(Data about app and page elements)
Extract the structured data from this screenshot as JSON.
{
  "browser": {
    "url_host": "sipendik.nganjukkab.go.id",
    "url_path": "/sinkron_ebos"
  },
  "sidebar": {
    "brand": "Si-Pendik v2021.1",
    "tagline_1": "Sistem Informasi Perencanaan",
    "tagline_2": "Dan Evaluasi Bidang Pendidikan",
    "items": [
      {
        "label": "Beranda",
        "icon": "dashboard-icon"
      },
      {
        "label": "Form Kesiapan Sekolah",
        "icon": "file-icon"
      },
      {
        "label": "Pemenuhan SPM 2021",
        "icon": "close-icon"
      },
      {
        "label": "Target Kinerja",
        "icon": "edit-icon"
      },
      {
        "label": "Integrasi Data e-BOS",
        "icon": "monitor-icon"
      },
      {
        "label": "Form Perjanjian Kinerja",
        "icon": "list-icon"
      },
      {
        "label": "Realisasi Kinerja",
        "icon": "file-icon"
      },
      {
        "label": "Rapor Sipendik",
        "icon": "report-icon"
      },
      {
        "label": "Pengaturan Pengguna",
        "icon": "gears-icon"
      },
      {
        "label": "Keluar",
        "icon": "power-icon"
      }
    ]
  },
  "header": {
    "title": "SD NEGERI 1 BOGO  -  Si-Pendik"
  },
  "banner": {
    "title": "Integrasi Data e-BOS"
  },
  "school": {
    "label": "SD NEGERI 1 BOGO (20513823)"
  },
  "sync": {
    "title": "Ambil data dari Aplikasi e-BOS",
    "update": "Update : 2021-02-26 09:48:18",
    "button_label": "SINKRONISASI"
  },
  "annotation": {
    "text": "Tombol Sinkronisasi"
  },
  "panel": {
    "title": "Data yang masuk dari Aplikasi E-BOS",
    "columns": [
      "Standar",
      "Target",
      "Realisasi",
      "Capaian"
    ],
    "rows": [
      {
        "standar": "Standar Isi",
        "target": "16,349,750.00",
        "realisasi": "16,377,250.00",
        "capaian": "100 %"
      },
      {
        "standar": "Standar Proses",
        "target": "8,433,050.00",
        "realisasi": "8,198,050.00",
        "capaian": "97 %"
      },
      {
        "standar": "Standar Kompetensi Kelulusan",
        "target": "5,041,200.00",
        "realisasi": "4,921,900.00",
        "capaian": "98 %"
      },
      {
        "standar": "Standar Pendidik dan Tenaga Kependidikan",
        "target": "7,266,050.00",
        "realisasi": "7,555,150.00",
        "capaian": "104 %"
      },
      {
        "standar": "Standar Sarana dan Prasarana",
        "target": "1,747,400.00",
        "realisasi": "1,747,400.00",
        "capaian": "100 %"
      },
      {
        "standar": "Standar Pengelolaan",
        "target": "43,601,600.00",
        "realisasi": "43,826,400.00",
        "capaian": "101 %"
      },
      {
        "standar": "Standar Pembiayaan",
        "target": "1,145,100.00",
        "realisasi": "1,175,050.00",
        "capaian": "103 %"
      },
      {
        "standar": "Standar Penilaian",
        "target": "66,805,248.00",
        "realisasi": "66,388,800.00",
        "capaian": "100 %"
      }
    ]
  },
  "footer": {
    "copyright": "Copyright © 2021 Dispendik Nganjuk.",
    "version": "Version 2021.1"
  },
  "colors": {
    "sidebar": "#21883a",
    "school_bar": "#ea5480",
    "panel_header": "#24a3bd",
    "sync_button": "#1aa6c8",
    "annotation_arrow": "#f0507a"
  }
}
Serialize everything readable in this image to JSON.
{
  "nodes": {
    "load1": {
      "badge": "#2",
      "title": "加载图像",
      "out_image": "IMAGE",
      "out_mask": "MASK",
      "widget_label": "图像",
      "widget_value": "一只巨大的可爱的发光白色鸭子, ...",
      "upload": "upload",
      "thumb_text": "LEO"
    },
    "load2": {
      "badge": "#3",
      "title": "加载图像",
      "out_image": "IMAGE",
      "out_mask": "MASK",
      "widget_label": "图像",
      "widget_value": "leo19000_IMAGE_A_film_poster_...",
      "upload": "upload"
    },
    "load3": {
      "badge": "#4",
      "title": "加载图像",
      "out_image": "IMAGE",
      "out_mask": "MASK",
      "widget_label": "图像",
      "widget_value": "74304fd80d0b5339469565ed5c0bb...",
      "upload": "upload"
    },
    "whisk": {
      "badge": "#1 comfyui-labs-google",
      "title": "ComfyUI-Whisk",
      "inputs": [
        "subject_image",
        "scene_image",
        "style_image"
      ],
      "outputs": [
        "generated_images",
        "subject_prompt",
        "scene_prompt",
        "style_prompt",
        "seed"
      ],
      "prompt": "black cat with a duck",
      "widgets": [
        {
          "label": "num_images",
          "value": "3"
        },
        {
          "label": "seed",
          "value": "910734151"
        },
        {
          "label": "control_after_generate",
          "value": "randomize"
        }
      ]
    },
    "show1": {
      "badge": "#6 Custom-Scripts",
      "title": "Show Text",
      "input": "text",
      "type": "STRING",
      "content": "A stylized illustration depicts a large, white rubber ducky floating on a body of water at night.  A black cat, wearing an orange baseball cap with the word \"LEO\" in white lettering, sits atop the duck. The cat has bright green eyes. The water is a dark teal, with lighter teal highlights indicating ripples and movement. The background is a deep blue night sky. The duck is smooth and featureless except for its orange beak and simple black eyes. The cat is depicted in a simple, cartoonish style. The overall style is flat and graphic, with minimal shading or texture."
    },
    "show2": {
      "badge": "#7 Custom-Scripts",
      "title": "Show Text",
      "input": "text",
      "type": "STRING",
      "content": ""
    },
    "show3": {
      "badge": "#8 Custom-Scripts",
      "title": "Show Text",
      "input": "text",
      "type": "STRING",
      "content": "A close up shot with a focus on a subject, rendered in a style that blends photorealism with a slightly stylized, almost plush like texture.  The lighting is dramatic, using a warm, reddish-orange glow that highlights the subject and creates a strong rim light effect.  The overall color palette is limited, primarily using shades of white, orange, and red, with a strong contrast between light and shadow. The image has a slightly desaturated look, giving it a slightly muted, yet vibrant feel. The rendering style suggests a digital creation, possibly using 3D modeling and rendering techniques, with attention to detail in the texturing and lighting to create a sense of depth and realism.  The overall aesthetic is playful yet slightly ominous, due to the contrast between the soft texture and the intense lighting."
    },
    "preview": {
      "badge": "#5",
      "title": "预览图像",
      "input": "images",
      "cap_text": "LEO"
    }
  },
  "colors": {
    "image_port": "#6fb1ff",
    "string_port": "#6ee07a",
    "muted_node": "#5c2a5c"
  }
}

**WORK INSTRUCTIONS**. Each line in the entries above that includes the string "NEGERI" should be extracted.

**EXERCISE OUTPUT**.
    "title": "SD NEGERI 1 BOGO  -  Si-Pendik"
    "label": "SD NEGERI 1 BOGO (20513823)"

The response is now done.